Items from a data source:
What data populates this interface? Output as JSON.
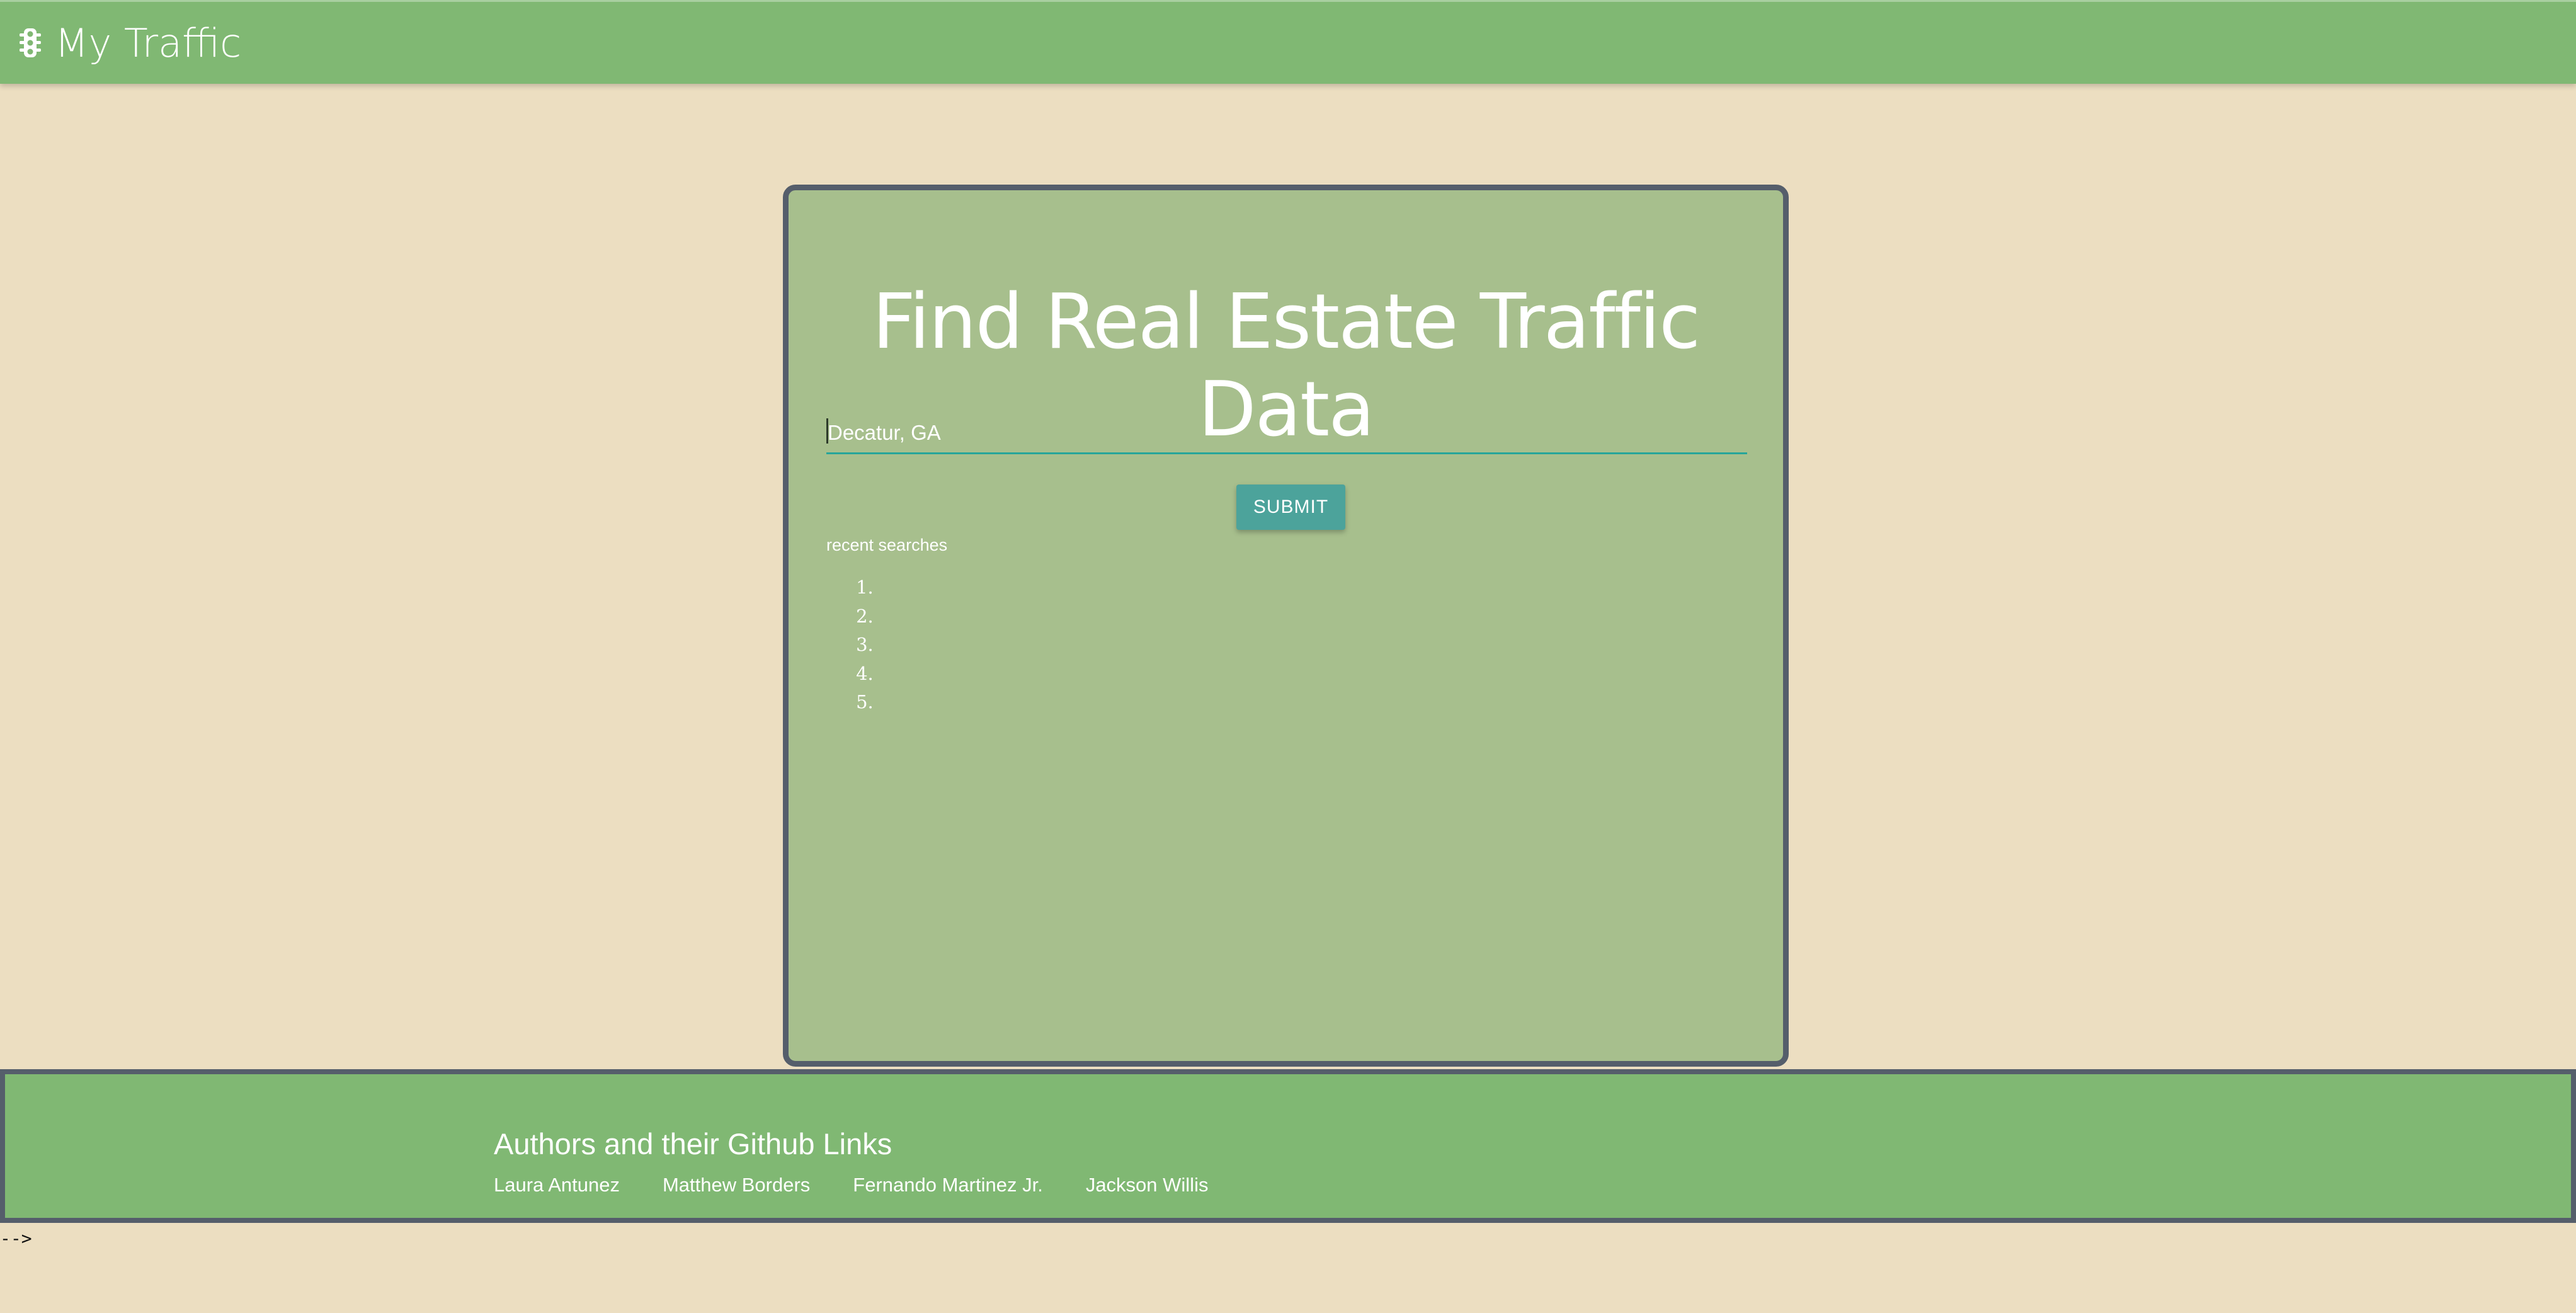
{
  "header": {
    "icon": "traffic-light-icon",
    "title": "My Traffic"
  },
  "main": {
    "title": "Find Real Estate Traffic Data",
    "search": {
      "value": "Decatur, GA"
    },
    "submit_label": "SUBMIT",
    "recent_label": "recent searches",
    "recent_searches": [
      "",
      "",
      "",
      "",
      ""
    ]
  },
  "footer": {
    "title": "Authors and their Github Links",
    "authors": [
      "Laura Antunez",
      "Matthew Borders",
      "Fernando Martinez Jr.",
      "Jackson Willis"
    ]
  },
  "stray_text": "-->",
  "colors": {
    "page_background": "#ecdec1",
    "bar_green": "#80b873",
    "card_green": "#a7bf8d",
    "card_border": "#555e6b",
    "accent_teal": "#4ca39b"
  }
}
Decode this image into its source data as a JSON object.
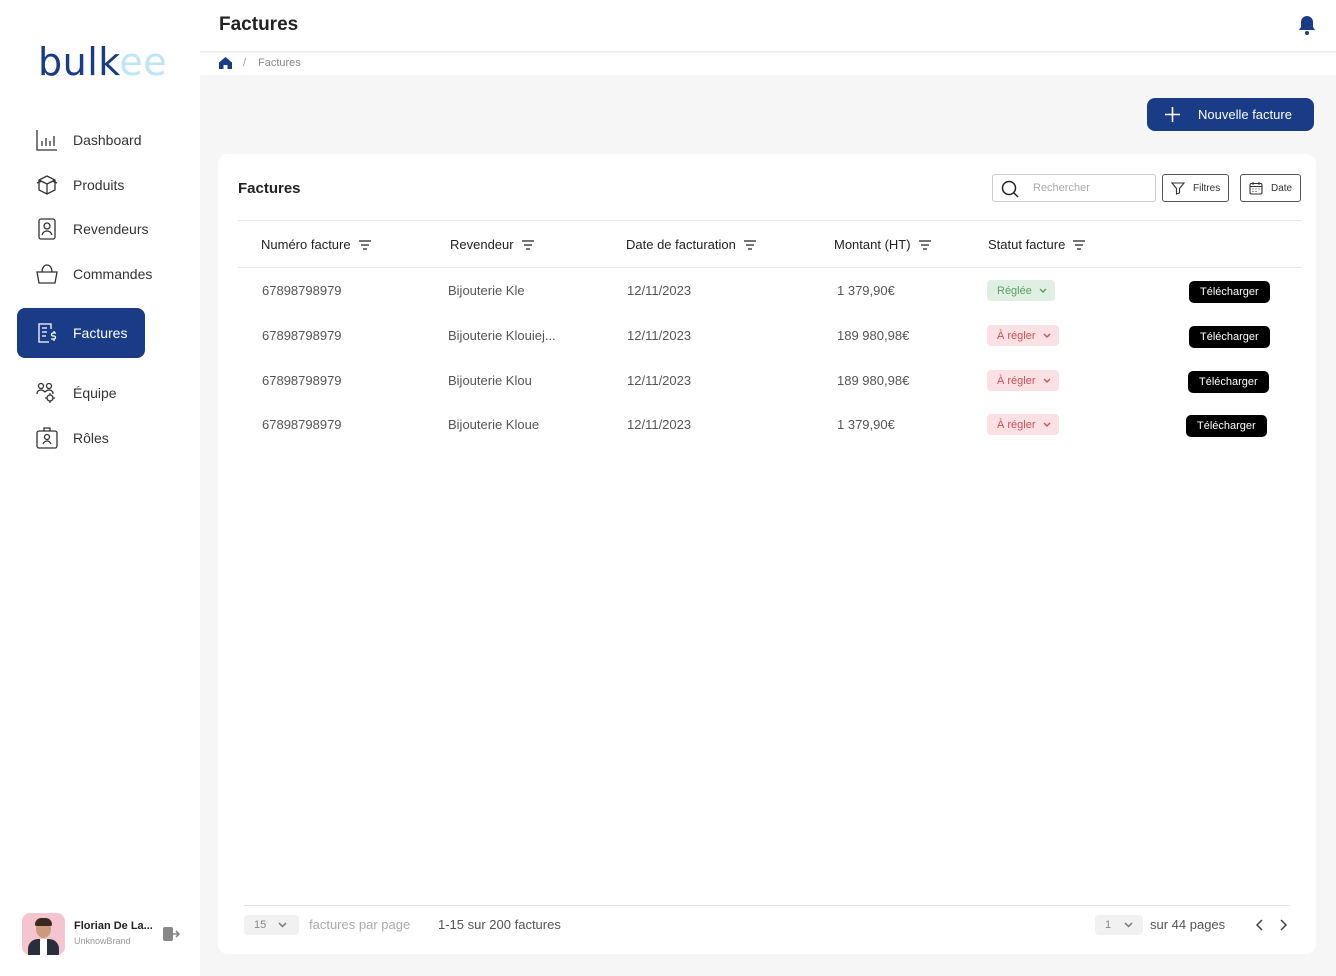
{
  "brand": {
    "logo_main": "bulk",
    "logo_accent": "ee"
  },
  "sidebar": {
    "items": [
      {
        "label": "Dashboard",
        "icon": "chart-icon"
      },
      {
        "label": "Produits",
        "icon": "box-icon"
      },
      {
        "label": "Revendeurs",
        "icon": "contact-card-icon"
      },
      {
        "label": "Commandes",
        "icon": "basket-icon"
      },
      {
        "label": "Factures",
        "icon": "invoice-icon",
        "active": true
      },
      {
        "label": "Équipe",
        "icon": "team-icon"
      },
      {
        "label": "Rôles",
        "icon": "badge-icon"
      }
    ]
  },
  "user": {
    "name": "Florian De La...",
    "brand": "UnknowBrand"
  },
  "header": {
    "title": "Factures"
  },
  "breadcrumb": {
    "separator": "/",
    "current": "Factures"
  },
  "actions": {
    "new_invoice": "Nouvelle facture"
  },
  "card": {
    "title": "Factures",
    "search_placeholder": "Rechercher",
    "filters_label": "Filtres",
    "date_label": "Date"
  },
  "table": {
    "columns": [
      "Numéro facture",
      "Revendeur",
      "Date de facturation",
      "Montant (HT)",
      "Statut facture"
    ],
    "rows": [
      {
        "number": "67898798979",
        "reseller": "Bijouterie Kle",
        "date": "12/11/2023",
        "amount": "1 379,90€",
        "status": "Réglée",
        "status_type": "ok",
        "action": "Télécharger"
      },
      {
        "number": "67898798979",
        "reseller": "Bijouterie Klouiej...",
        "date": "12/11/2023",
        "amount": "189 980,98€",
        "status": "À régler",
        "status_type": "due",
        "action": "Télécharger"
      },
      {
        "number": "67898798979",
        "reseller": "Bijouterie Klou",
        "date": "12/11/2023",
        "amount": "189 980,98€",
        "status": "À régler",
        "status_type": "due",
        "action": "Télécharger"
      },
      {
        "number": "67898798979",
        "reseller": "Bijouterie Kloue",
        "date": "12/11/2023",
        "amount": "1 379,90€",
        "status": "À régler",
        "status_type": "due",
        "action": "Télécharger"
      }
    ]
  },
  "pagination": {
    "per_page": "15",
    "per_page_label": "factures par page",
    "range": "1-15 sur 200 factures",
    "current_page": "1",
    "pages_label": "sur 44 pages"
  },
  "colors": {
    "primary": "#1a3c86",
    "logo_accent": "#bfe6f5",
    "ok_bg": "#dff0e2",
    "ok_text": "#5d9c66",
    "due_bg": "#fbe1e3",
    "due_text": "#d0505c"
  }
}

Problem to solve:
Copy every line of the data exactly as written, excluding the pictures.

Solution to the problem:
What data populates this interface? Output as JSON.
{
  "header": {
    "icon": "traffic-light-icon",
    "title": "My Traffic"
  },
  "main": {
    "title": "Find Real Estate Traffic Data",
    "search": {
      "value": "Decatur, GA"
    },
    "submit_label": "SUBMIT",
    "recent_label": "recent searches",
    "recent_searches": [
      "",
      "",
      "",
      "",
      ""
    ]
  },
  "footer": {
    "title": "Authors and their Github Links",
    "authors": [
      "Laura Antunez",
      "Matthew Borders",
      "Fernando Martinez Jr.",
      "Jackson Willis"
    ]
  },
  "stray_text": "-->",
  "colors": {
    "page_background": "#ecdec1",
    "bar_green": "#80b873",
    "card_green": "#a7bf8d",
    "card_border": "#555e6b",
    "accent_teal": "#4ca39b"
  }
}
Decode this image into its source data as a JSON object.
{
  "brand": {
    "logo_main": "bulk",
    "logo_accent": "ee"
  },
  "sidebar": {
    "items": [
      {
        "label": "Dashboard",
        "icon": "chart-icon"
      },
      {
        "label": "Produits",
        "icon": "box-icon"
      },
      {
        "label": "Revendeurs",
        "icon": "contact-card-icon"
      },
      {
        "label": "Commandes",
        "icon": "basket-icon"
      },
      {
        "label": "Factures",
        "icon": "invoice-icon",
        "active": true
      },
      {
        "label": "Équipe",
        "icon": "team-icon"
      },
      {
        "label": "Rôles",
        "icon": "badge-icon"
      }
    ]
  },
  "user": {
    "name": "Florian De La...",
    "brand": "UnknowBrand"
  },
  "header": {
    "title": "Factures"
  },
  "breadcrumb": {
    "separator": "/",
    "current": "Factures"
  },
  "actions": {
    "new_invoice": "Nouvelle facture"
  },
  "card": {
    "title": "Factures",
    "search_placeholder": "Rechercher",
    "filters_label": "Filtres",
    "date_label": "Date"
  },
  "table": {
    "columns": [
      "Numéro facture",
      "Revendeur",
      "Date de facturation",
      "Montant (HT)",
      "Statut facture"
    ],
    "rows": [
      {
        "number": "67898798979",
        "reseller": "Bijouterie Kle",
        "date": "12/11/2023",
        "amount": "1 379,90€",
        "status": "Réglée",
        "status_type": "ok",
        "action": "Télécharger"
      },
      {
        "number": "67898798979",
        "reseller": "Bijouterie Klouiej...",
        "date": "12/11/2023",
        "amount": "189 980,98€",
        "status": "À régler",
        "status_type": "due",
        "action": "Télécharger"
      },
      {
        "number": "67898798979",
        "reseller": "Bijouterie Klou",
        "date": "12/11/2023",
        "amount": "189 980,98€",
        "status": "À régler",
        "status_type": "due",
        "action": "Télécharger"
      },
      {
        "number": "67898798979",
        "reseller": "Bijouterie Kloue",
        "date": "12/11/2023",
        "amount": "1 379,90€",
        "status": "À régler",
        "status_type": "due",
        "action": "Télécharger"
      }
    ]
  },
  "pagination": {
    "per_page": "15",
    "per_page_label": "factures par page",
    "range": "1-15 sur 200 factures",
    "current_page": "1",
    "pages_label": "sur 44 pages"
  },
  "colors": {
    "primary": "#1a3c86",
    "logo_accent": "#bfe6f5",
    "ok_bg": "#dff0e2",
    "ok_text": "#5d9c66",
    "due_bg": "#fbe1e3",
    "due_text": "#d0505c"
  }
}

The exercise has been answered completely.